Posted April. 11, 2009 06:35,   


Around this time five years ago, several days before the April 15 parliamentary elections, then ruling Uri Party Chairman Chung Dong-young in a campaign speech urged voters to stop “old forces” from reviving. Attacking the Millennium Democratic Party, whose presidential candidate had been Roh Moo-hyun, Chung bolted from the party along with many other lawmakers to create Uri, which stood around Roh. As Uri was a heavy underdog in the 2007 presidential election due to the Roh administration’s policy failures, Chung took the initiative in unifying the Uri and Millennium Democratic parties. After losing the election as the candidate of the two merged parties, he said he would go together with the Korean people though they did not choose him.

Yesterday Chung left the party that elected him chairman twice and nominated him as its presidential candidate. He will run as an independent in his hometown in the April 29 by-elections. At a news conference yesterday, he blamed the main opposition Democratic Party`s leadership for “making a decision against the will of party members and supporters” though he returned to politics to help the troubled party and country.

He scurried to his political home turf, where his election is a done deal, deserting his previous electoral district in Seoul`s Dongjak district, where he had pledged to spend the rest of his political career in the parliamentary elections last year. He took a gamble at the risk of being labeled a traitor of his party and electoral district. The expressions “obsolete politics” and “separatism” that he used to attack his rivals now apply to him. “I am taking off my Democratic Party uniform for a while but will join again soon,” he said in announcing his bolt from the party. His rhetoric simply means he will return to the party after getting elected.

A younger Democratic Party lawmaker criticized his attitude, citing that Choe Byung-yul, a former Grand National Party chairman, stayed with the party though it nominated someone else in the 2004 parliamentary elections. Neither did former lawmakers Kim Min-suk and Ahn Hee-jung, who failed to win their party’s nominations last year. Politicians can choose to live today and die tomorrow.

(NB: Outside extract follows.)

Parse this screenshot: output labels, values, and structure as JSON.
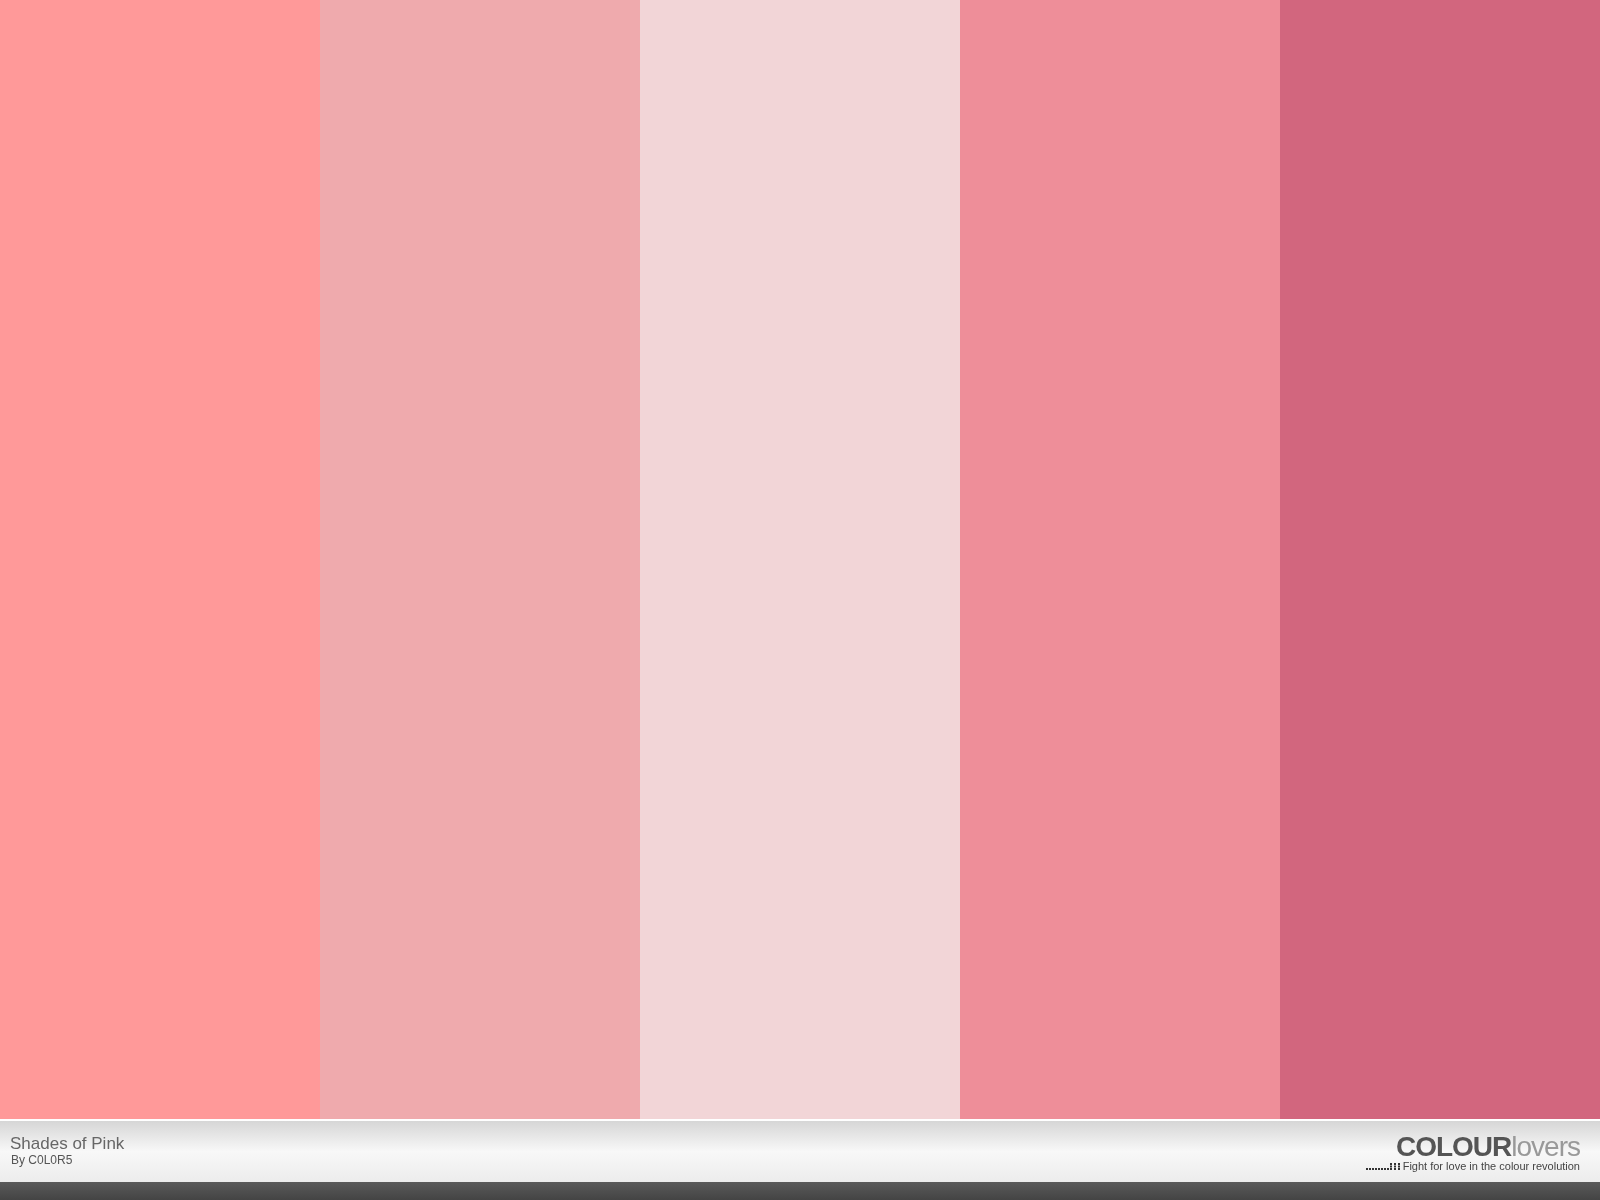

Or they can die today to live forever. The choice Chung made yesterday will haunt him throughout his political career.

Editorial Writer Park Sung-won (swpark@donga.com)